#REVIEW: “THEY SHALL NOT GROW OLD”
Review by George Kozera for Mr. Will Wong
THEY SHALL NOT GROW OLD opens with a filmed introduction from its director, Oscar winner Peter Jackson (Lord of the Rings and The Hobbit trilogies) explaining the genesis of the Documentary we are about to see. He was approached by the Imperial War Museum to go through their vast archive (over 600 hours of clips and interviews) and make a movie honouring the British men and women that fought in World War I, plus make it accessible to a modern audience. Intrigued and inspired by the challenge and utilizing enhanced and digital technologies, as well as skillfully employing 3D, Jackson has fashioned a profound Documentary that educates, infuriates and emotionally invests those who only know about the “war to end all wars” from melodramatic Hollywood movies.

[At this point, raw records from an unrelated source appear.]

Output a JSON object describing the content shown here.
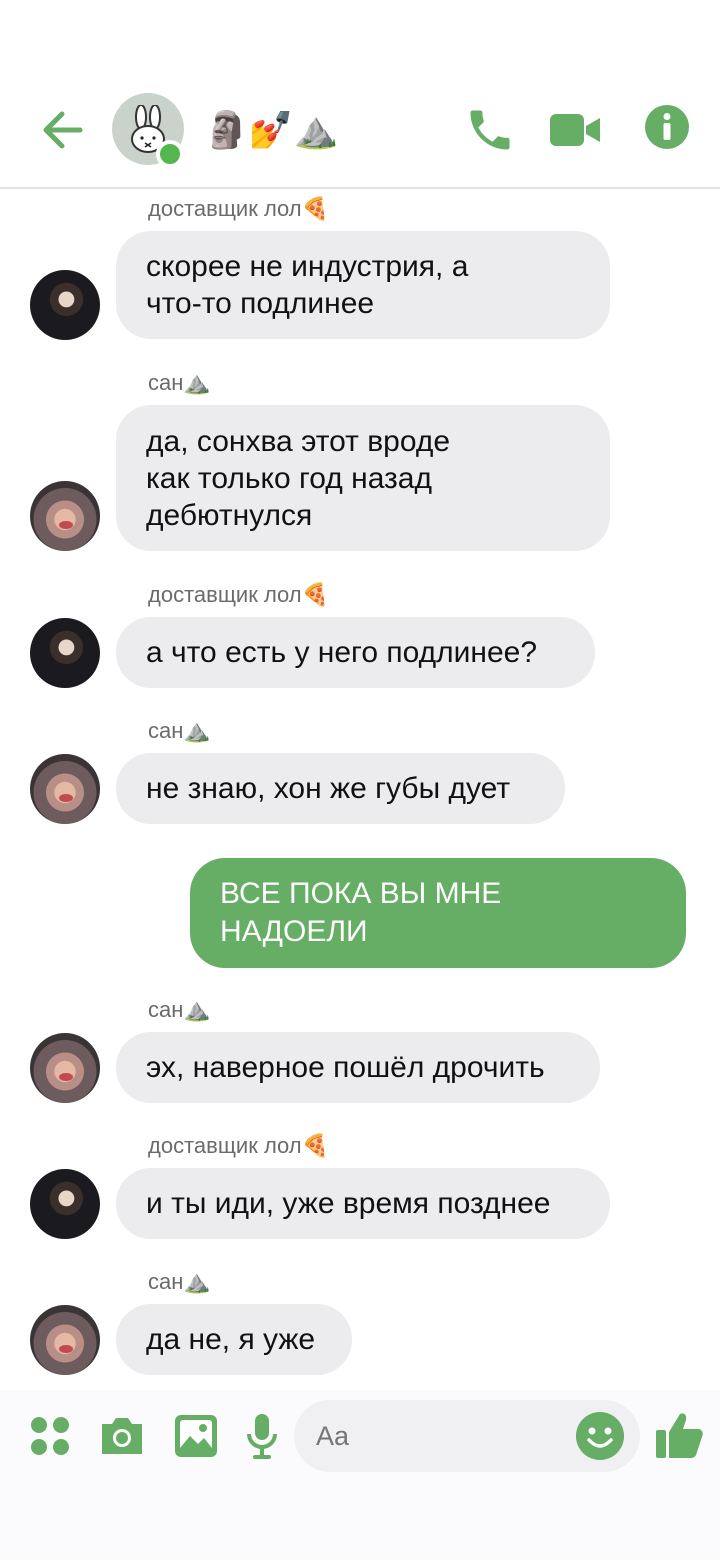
{
  "header": {
    "group_name": "🗿💅⛰️",
    "colors": {
      "accent": "#66ae66",
      "online": "#55b64e"
    }
  },
  "messages": [
    {
      "sender": "доставщик лол🍕",
      "text": "скорее не индустрия, а\nчто-то подлинее",
      "avatar": "avatar-sender-1"
    },
    {
      "sender": "сан⛰️",
      "text": "да, сонхва этот вроде\nкак только год назад\nдебютнулся",
      "avatar": "avatar-sender-2"
    },
    {
      "sender": "доставщик лол🍕",
      "text": "а что есть у него подлинее?",
      "avatar": "avatar-sender-1"
    },
    {
      "sender": "сан⛰️",
      "text": "не знаю, хон же губы дует",
      "avatar": "avatar-sender-2"
    },
    {
      "outgoing": true,
      "text": "ВСЕ ПОКА ВЫ МНЕ\nНАДОЕЛИ"
    },
    {
      "sender": "сан⛰️",
      "text": "эх, наверное пошёл дрочить",
      "avatar": "avatar-sender-2"
    },
    {
      "sender": "доставщик лол🍕",
      "text": "и ты иди, уже время позднее",
      "avatar": "avatar-sender-1"
    },
    {
      "sender": "сан⛰️",
      "text": "да не, я уже",
      "avatar": "avatar-sender-2"
    }
  ],
  "composer": {
    "placeholder": "Aa",
    "icons": [
      "apps-icon",
      "camera-icon",
      "gallery-icon",
      "microphone-icon",
      "emoji-icon",
      "thumbs-up-icon"
    ]
  }
}
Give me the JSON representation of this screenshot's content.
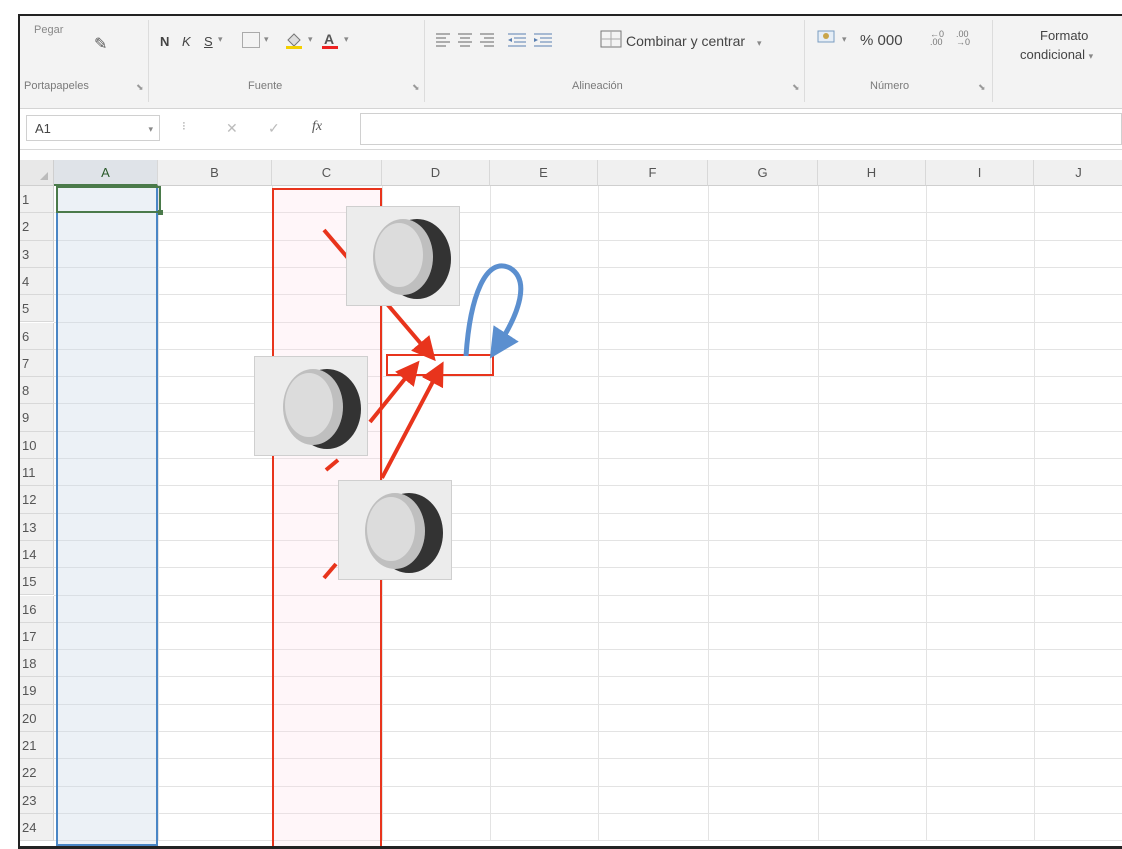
{
  "ribbon": {
    "paste_label": "Pegar",
    "bold": "N",
    "italic": "K",
    "underline": "S",
    "merge_label": "Combinar y centrar",
    "number_symbols": "% 000",
    "conditional_line1": "Formato",
    "conditional_line2": "condicional",
    "groups": {
      "clipboard": "Portapapeles",
      "font": "Fuente",
      "alignment": "Alineación",
      "number": "Número"
    }
  },
  "formula_bar": {
    "name_box": "A1",
    "fx": "fx",
    "cancel": "✕",
    "enter": "✓"
  },
  "grid": {
    "columns": [
      "A",
      "B",
      "C",
      "D",
      "E",
      "F",
      "G",
      "H",
      "I",
      "J"
    ],
    "rows": [
      "1",
      "2",
      "3",
      "4",
      "5",
      "6",
      "7",
      "8",
      "9",
      "10",
      "11",
      "12",
      "13",
      "14",
      "15",
      "16",
      "17",
      "18",
      "19",
      "20",
      "21",
      "22",
      "23",
      "24"
    ]
  },
  "colors": {
    "selected_column_highlight": "#4a86c5",
    "annotation_red": "#e8341c",
    "annotation_blue": "#5b8fcf"
  }
}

Inspired in part by a vast amount of printed propaganda, British lads as young as 14 years old enlisted to fight a war they knew little about. Eschewing the more traditional “talking heads” route many documentaries follow, Jackson’s approach of using narration from interviews conducted in the 60s and 70s from the surviving soldiers makes everything we see on-screen more compelling and heartbreaking. Once THEY SHALL NOT GROW OLD transitions from black and white to colourized footage, the effect is mesmerizing.
It is also difficult to watch at times. As we get to somewhat understand and empathize with these young men and what they went through, the brutality and ugliness of war rears its ugly head. There are grisly scenes of the aftermath of certain combats where fields are littered with dead soldiers. Only a strong stomach can watch rats or insects desecrate the dead. It is also harder to watch these scenes as they are real and not manufactured. More importantly, our grief is heightened as we also see the camaraderie between these young men and their sense of humour and dedication to the matters at hand.
THEY SHALL NOT GROW OLD is a stunning accomplishment and surprisingly snubbed at this year’s Oscar nominations. Peter Jackson’s restoration processes are succinct and mind-blowing and I personally cannot wait when he uses these skills for his next documentary subject: taking 55 hours of never-released footage of The Beatles recording the classic Let It Be album.